[Dataset rows for apps and sites]
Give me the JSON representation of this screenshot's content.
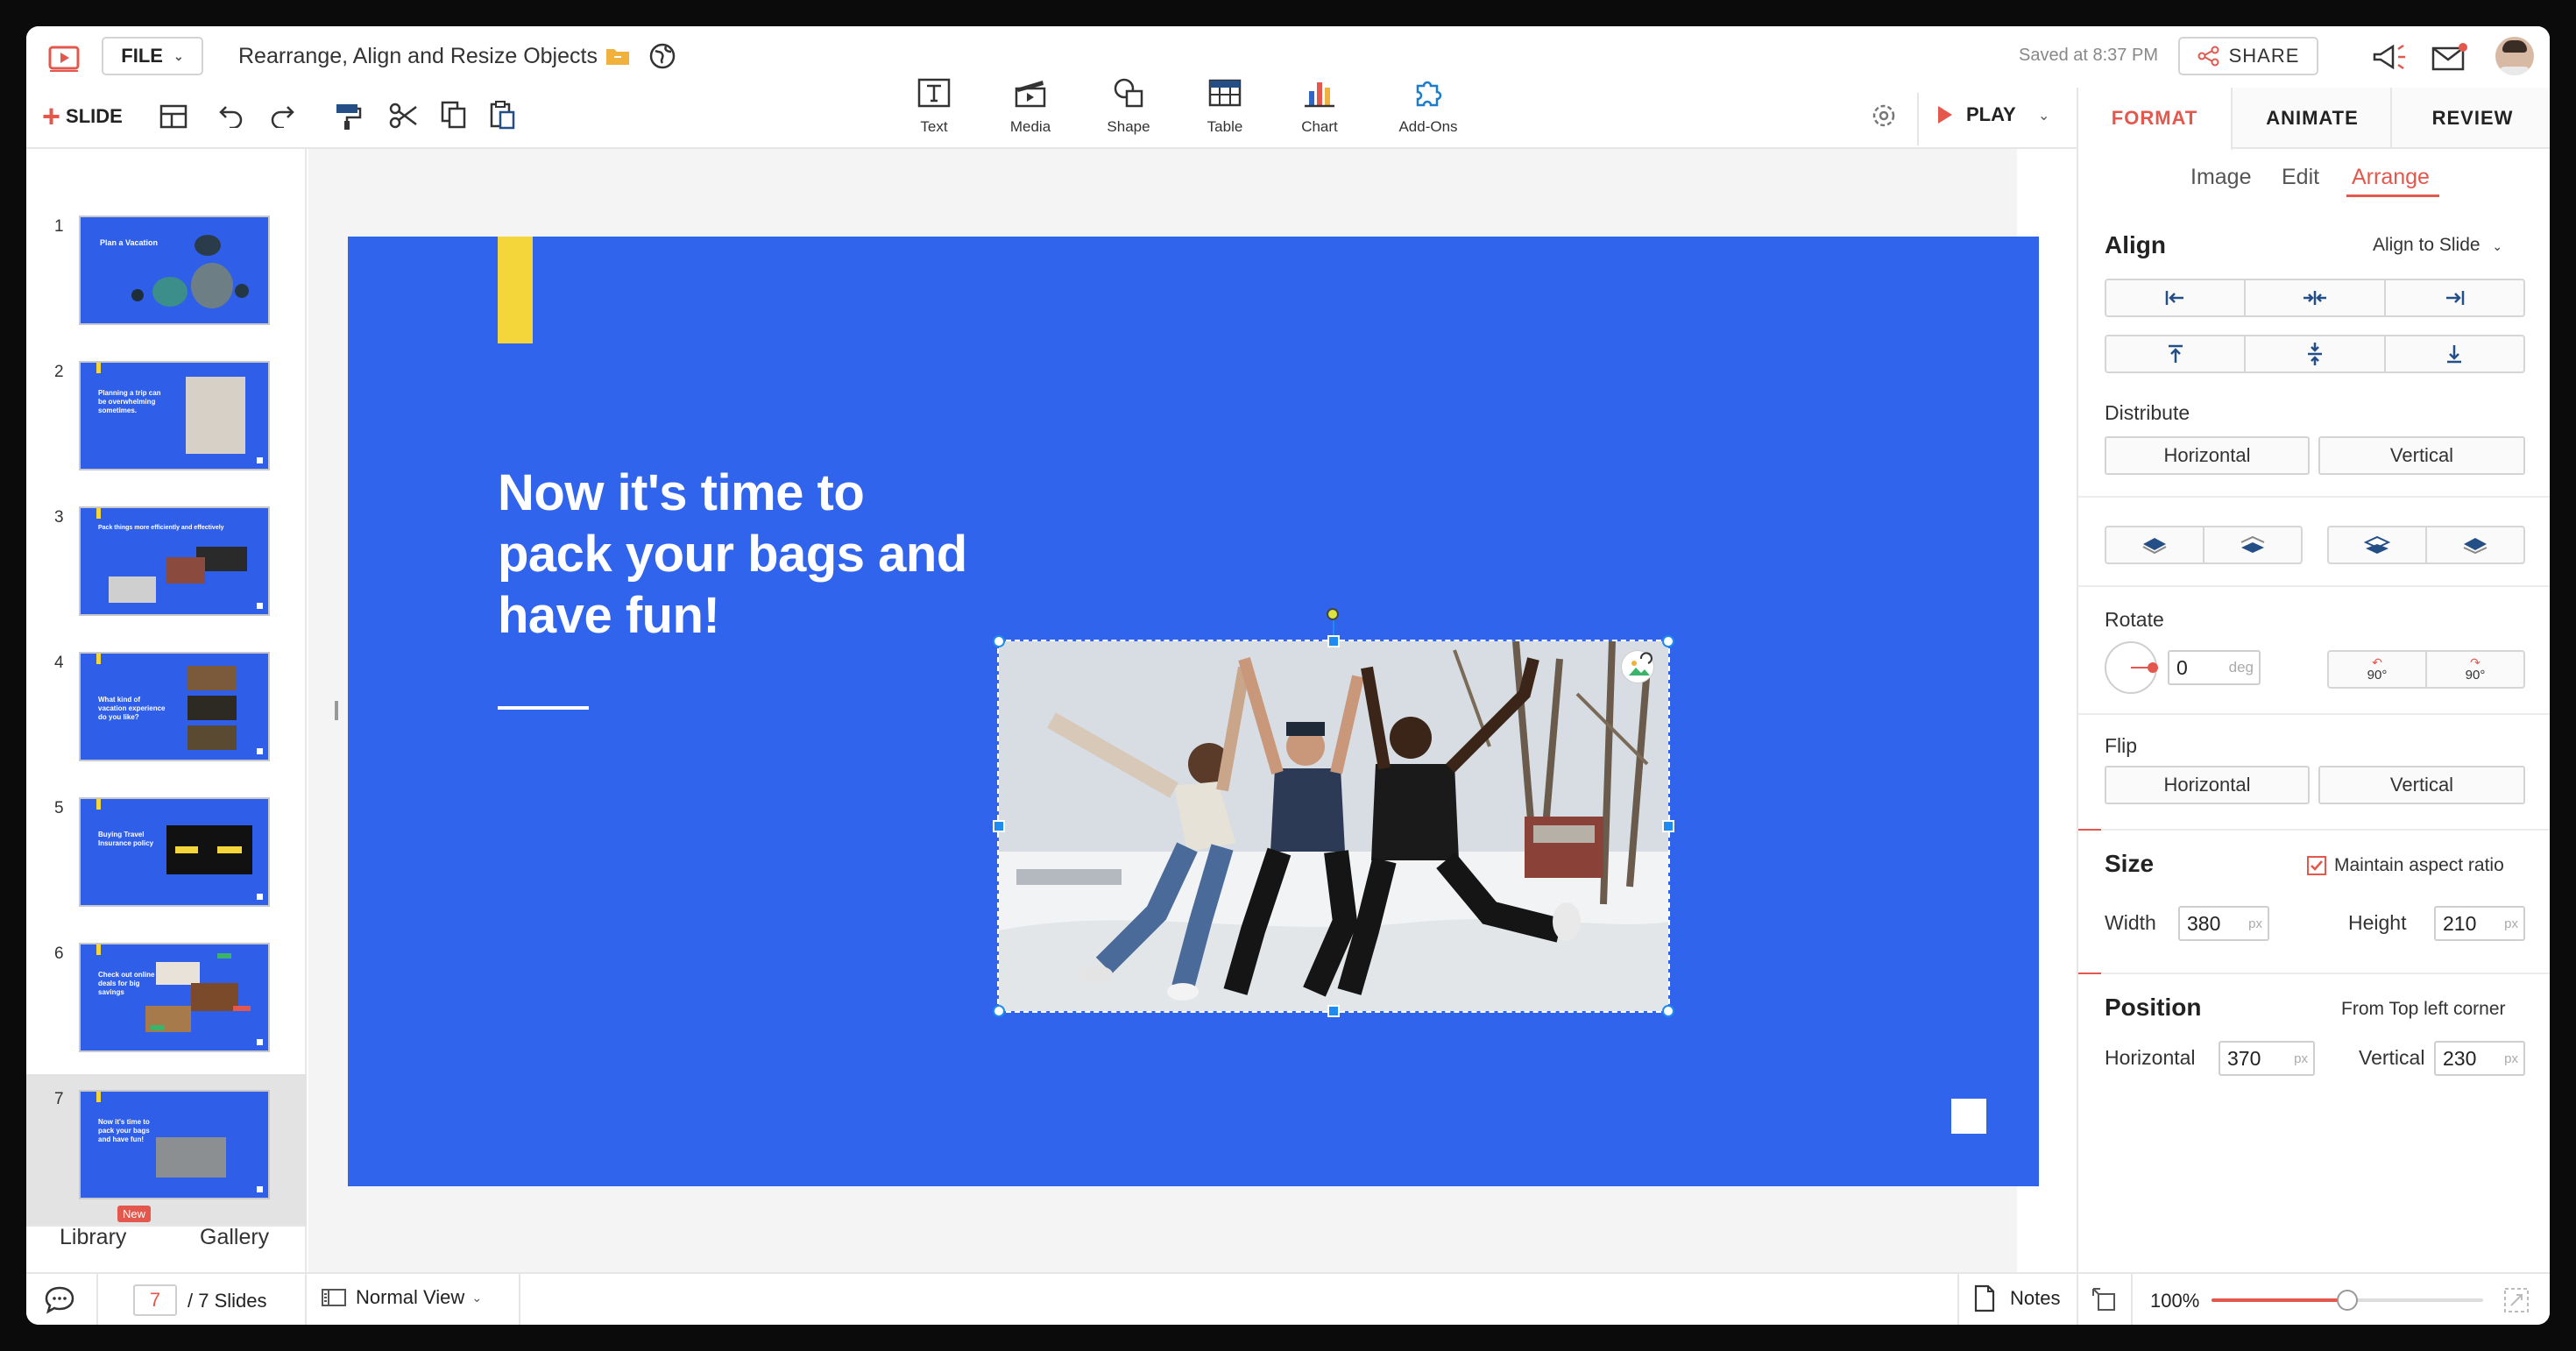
{
  "topbar": {
    "file_label": "FILE",
    "doc_title": "Rearrange, Align and Resize Objects",
    "saved_text": "Saved at 8:37 PM",
    "share_label": "SHARE"
  },
  "toolbar": {
    "slide_label": "SLIDE",
    "insert_tools": [
      {
        "label": "Text",
        "icon": "text-icon"
      },
      {
        "label": "Media",
        "icon": "media-icon"
      },
      {
        "label": "Shape",
        "icon": "shape-icon"
      },
      {
        "label": "Table",
        "icon": "table-icon"
      },
      {
        "label": "Chart",
        "icon": "chart-icon"
      },
      {
        "label": "Add-Ons",
        "icon": "addons-icon"
      }
    ],
    "play_label": "PLAY"
  },
  "slides": [
    {
      "num": "1",
      "title": "Plan a Vacation"
    },
    {
      "num": "2",
      "title": "Planning a trip can be overwhelming sometimes."
    },
    {
      "num": "3",
      "title": "Pack things more efficiently and effectively"
    },
    {
      "num": "4",
      "title": "What kind of vacation experience do you like?"
    },
    {
      "num": "5",
      "title": "Buying Travel Insurance policy"
    },
    {
      "num": "6",
      "title": "Check out online deals for big savings"
    },
    {
      "num": "7",
      "title": "Now it's time to pack your bags and have fun!"
    }
  ],
  "left_tabs": {
    "library": "Library",
    "library_badge": "New",
    "gallery": "Gallery"
  },
  "slide": {
    "heading_line1": "Now it's time to",
    "heading_line2": "pack your bags and",
    "heading_line3": "have fun!"
  },
  "right_panel": {
    "tabs": [
      "FORMAT",
      "ANIMATE",
      "REVIEW"
    ],
    "subtabs": [
      "Image",
      "Edit",
      "Arrange"
    ],
    "align_title": "Align",
    "align_to": "Align to Slide",
    "distribute_title": "Distribute",
    "horizontal": "Horizontal",
    "vertical": "Vertical",
    "rotate_title": "Rotate",
    "rotate_value": "0",
    "rotate_unit": "deg",
    "rotate_ccw": "90°",
    "rotate_cw": "90°",
    "flip_title": "Flip",
    "size_title": "Size",
    "maintain_ratio": "Maintain aspect ratio",
    "width_label": "Width",
    "width_value": "380",
    "height_label": "Height",
    "height_value": "210",
    "unit_px": "px",
    "position_title": "Position",
    "position_from": "From Top left corner",
    "pos_h_label": "Horizontal",
    "pos_h_value": "370",
    "pos_v_label": "Vertical",
    "pos_v_value": "230"
  },
  "status": {
    "current_slide": "7",
    "total_slides": "/ 7 Slides",
    "view_mode": "Normal View",
    "notes_label": "Notes",
    "zoom": "100%",
    "zoom_fraction": 0.5
  },
  "colors": {
    "accent": "#e4574c",
    "slide_bg": "#3064ec",
    "yellow": "#f4d53a",
    "selection": "#1e8bf0"
  }
}
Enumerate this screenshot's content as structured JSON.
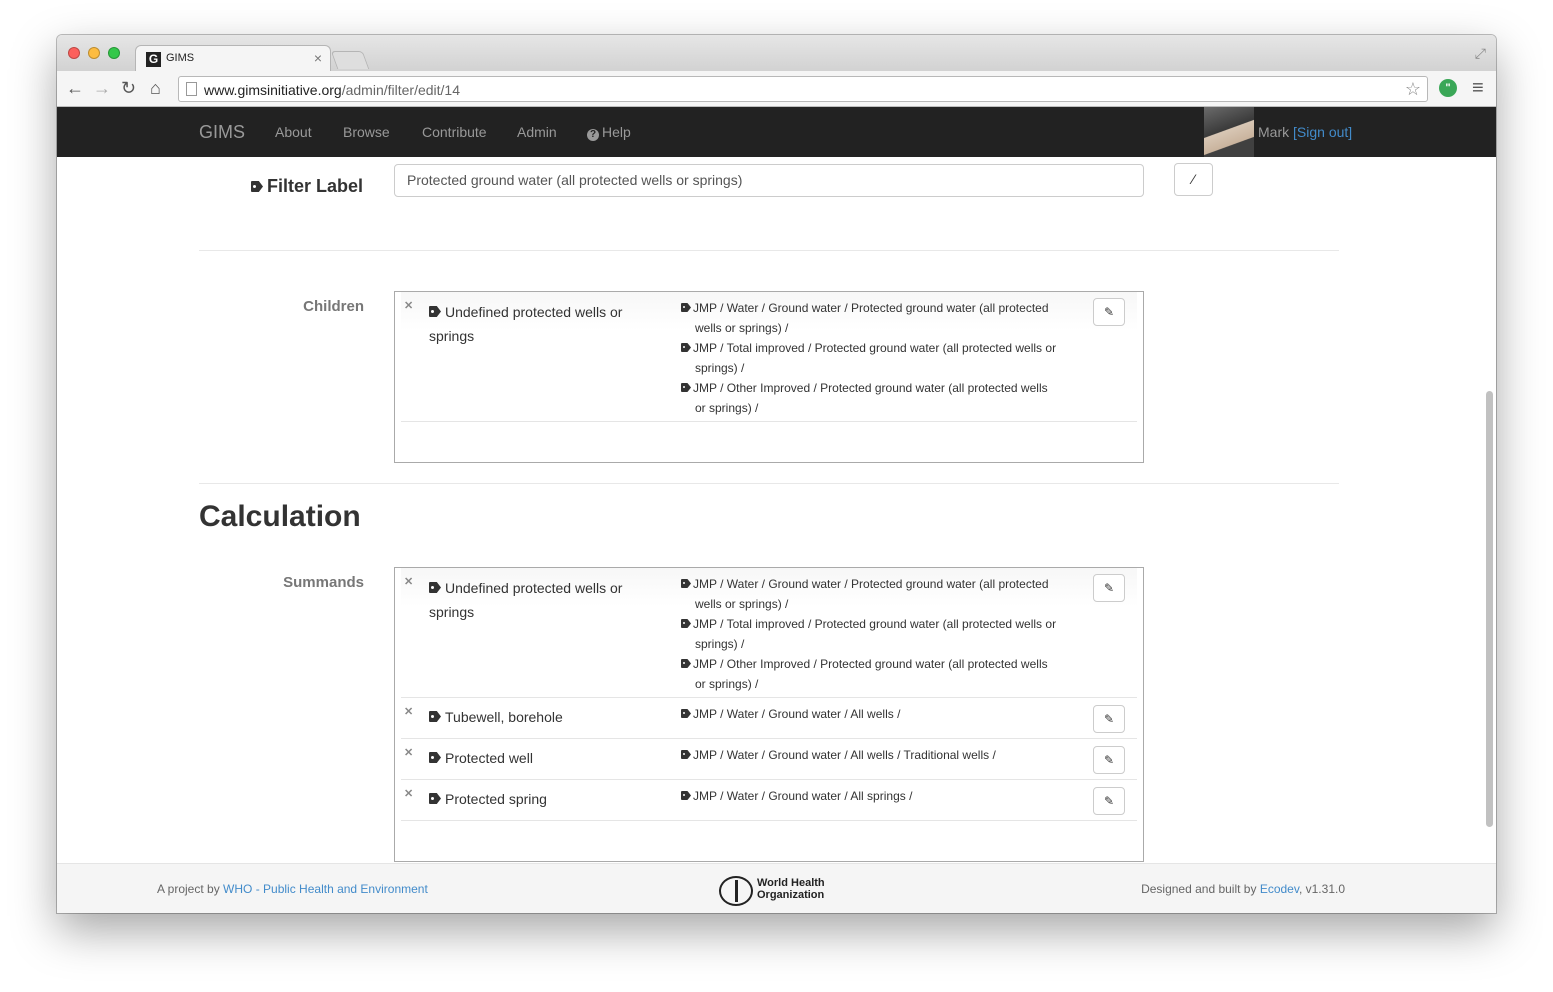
{
  "browser": {
    "tab_title": "GIMS",
    "tab_favicon": "G",
    "url_host": "www.gimsinitiative.org",
    "url_path": "/admin/filter/edit/14"
  },
  "navbar": {
    "brand": "GIMS",
    "links": [
      "About",
      "Browse",
      "Contribute",
      "Admin",
      "Help"
    ],
    "user_name": "Mark",
    "signout_label": "[Sign out]"
  },
  "filter_label": {
    "label": "Filter Label",
    "value": "Protected ground water (all protected wells or springs)"
  },
  "children": {
    "label": "Children",
    "items": [
      {
        "name": "Undefined protected wells or springs",
        "paths": [
          "JMP / Water / Ground water / Protected ground water (all protected wells or springs) /",
          "JMP / Total improved / Protected ground water (all protected wells or springs) /",
          "JMP / Other Improved / Protected ground water (all protected wells or springs) /"
        ]
      }
    ]
  },
  "calculation": {
    "heading": "Calculation",
    "summands_label": "Summands",
    "items": [
      {
        "name": "Undefined protected wells or springs",
        "paths": [
          "JMP / Water / Ground water / Protected ground water (all protected wells or springs) /",
          "JMP / Total improved / Protected ground water (all protected wells or springs) /",
          "JMP / Other Improved / Protected ground water (all protected wells or springs) /"
        ]
      },
      {
        "name": "Tubewell, borehole",
        "paths": [
          "JMP / Water / Ground water / All wells /"
        ]
      },
      {
        "name": "Protected well",
        "paths": [
          "JMP / Water / Ground water / All wells / Traditional wells /"
        ]
      },
      {
        "name": "Protected spring",
        "paths": [
          "JMP / Water / Ground water / All springs /"
        ]
      }
    ]
  },
  "footer": {
    "left_prefix": "A project by",
    "left_link": "WHO - Public Health and Environment",
    "who_line1": "World Health",
    "who_line2": "Organization",
    "right_prefix": "Designed and built by",
    "right_link": "Ecodev",
    "version": ", v1.31.0"
  },
  "icons": {
    "remove": "×",
    "edit": "✎",
    "wand": "⁄"
  },
  "colors": {
    "navbar_bg": "#222222",
    "link": "#428bca"
  }
}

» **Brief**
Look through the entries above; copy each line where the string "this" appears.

» **Reply**
Give me the JSON representation of this screenshot's content.
Enumerate this screenshot's content as structured JSON.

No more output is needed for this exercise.